This study investigated the incidence of sterile surgical glove perforation during hospital-based surgical extractions of wisdom teeth performed with patients under general anesthesia.
A total of 104 consecutive patients (420 gloves) were studied prospectively.
A standardized water inflation technique was used.
The operative perforation rate was 8.6%, or 4.3% per surgeon per operative side.
The individual glove perforation rate was 2.1% per operation.
Over 55% of perforations were not noticed at the time of surgery.
There were no skin-penetrating injuries or visible contamination with body fluids.
The perforation rate was the same with drill and chisel.
The incidence of glove perforation is lower than previously reported.
The surgical extraction of wisdom teeth carries a relatively low yet still significant risk with regard to exposure to bloodborne cross-infection.
We recommend that high-quality surgical gloves be used and that universal precautions be adhered to.
Mots-clés Pascal : Extraction, Troisième molaire, Perforation, Gant, Risque, Hygiène travail, Exposition professionnelle, Chirurgien, Homme, Chirurgie, Stomatologie, Médecine travail
Mots-clés Pascal anglais : Extraction, Third molar tooth, Perforation, Glove, Risk, Occupational hygiene, Occupational exposure, Surgeon, Human, Surgery, Stomatology, Occupational medicine
Notice produite par :

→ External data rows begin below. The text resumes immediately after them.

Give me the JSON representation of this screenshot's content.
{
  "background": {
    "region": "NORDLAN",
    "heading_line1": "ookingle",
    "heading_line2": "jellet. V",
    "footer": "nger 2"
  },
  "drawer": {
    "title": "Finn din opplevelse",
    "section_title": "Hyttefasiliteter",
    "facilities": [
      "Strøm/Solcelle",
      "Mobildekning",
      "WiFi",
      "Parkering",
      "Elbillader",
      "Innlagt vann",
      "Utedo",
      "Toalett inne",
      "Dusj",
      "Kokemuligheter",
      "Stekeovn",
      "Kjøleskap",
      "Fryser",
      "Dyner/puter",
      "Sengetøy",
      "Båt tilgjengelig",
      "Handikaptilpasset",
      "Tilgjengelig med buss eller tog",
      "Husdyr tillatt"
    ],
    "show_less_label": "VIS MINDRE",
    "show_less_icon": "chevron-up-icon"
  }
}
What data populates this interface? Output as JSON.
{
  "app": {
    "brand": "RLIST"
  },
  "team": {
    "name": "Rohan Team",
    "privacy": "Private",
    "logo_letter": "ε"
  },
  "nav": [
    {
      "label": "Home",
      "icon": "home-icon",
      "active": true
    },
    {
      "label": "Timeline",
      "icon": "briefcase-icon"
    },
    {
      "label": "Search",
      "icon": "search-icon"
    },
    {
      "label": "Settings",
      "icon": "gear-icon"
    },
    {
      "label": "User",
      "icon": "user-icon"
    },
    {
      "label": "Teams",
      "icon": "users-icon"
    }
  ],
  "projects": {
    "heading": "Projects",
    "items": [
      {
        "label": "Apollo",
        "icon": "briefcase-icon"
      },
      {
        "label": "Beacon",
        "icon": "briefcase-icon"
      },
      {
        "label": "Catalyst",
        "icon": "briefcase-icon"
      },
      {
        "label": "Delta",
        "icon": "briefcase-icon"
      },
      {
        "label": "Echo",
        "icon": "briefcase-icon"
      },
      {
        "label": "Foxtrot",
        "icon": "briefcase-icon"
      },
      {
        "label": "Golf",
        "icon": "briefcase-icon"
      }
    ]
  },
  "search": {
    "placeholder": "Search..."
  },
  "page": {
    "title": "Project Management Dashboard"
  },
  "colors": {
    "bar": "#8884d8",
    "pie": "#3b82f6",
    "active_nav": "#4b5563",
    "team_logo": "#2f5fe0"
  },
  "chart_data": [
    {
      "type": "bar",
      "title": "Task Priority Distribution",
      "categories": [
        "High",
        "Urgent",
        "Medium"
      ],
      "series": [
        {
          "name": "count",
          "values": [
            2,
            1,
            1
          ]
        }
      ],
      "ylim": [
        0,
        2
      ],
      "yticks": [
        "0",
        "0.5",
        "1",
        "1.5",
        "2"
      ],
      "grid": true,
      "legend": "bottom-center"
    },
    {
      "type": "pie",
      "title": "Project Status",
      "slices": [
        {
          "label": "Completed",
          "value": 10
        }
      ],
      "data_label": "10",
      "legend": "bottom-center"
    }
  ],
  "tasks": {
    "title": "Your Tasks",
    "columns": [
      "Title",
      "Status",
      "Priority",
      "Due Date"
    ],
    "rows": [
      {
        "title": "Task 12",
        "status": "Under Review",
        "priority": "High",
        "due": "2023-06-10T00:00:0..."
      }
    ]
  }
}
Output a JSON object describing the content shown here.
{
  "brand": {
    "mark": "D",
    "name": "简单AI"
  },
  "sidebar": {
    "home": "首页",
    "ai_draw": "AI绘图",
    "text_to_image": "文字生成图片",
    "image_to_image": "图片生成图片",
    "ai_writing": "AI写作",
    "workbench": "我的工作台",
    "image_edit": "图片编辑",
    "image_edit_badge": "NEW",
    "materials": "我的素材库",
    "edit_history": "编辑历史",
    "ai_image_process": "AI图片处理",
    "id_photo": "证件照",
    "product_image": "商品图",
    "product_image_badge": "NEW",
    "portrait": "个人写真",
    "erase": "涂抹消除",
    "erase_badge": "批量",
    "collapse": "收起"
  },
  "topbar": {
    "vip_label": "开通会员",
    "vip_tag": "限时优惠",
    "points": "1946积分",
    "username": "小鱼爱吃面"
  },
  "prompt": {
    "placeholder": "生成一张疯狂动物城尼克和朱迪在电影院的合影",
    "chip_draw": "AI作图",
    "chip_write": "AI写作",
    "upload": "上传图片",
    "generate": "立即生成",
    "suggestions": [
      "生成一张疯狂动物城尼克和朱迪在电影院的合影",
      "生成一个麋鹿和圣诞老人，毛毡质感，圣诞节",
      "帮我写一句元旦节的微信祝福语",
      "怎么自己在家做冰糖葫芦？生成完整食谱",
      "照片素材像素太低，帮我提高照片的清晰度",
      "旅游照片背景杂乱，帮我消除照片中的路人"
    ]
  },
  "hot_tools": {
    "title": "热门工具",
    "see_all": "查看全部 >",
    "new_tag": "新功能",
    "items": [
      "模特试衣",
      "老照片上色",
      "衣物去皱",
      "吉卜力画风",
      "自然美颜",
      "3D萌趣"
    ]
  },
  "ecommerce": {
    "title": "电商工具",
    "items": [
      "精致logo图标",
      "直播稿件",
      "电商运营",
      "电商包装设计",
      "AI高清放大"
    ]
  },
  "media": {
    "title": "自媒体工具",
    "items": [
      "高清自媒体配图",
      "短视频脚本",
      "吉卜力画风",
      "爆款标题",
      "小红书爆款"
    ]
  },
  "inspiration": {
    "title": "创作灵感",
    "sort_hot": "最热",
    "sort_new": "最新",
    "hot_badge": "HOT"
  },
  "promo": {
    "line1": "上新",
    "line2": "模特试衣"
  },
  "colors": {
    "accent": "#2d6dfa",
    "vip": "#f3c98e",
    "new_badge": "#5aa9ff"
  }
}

Inist-CNRS - Institut de l'Information Scientifique et Technique
Cote : 98-0387149
Code Inist : 002B25C02. Création : 25/01/1999.